- _Task input_:
################

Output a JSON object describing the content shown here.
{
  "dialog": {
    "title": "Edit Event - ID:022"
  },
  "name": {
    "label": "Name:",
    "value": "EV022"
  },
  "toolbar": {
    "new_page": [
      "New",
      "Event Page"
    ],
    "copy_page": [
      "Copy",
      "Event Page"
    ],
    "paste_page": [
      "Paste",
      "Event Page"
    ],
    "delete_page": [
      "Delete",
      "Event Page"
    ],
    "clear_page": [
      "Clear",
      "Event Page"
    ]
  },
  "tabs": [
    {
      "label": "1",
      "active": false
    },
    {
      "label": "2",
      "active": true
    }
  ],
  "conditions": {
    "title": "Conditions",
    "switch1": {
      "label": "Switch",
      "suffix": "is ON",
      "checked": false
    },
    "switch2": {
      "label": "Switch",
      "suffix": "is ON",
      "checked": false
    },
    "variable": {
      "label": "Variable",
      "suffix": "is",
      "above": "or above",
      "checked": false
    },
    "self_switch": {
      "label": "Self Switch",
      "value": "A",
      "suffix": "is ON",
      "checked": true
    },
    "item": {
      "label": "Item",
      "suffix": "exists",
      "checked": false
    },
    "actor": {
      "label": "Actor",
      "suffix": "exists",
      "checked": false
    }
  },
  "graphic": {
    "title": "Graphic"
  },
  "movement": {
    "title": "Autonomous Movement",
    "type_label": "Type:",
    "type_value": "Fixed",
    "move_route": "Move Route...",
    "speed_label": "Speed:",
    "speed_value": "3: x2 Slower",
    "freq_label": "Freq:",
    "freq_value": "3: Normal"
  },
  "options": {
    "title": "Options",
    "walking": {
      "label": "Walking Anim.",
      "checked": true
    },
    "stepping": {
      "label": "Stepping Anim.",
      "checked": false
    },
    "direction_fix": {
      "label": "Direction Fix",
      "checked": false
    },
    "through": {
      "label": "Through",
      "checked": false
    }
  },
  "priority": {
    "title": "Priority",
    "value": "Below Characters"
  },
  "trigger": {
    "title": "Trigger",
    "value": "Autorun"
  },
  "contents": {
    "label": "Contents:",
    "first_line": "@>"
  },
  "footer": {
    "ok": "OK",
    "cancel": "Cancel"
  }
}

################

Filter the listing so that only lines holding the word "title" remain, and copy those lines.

- _Exercise answer_:
    "title": "Edit Event - ID:022"
    "title": "Conditions",
    "title": "Graphic"
    "title": "Autonomous Movement",
    "title": "Options",
    "title": "Priority",
    "title": "Trigger",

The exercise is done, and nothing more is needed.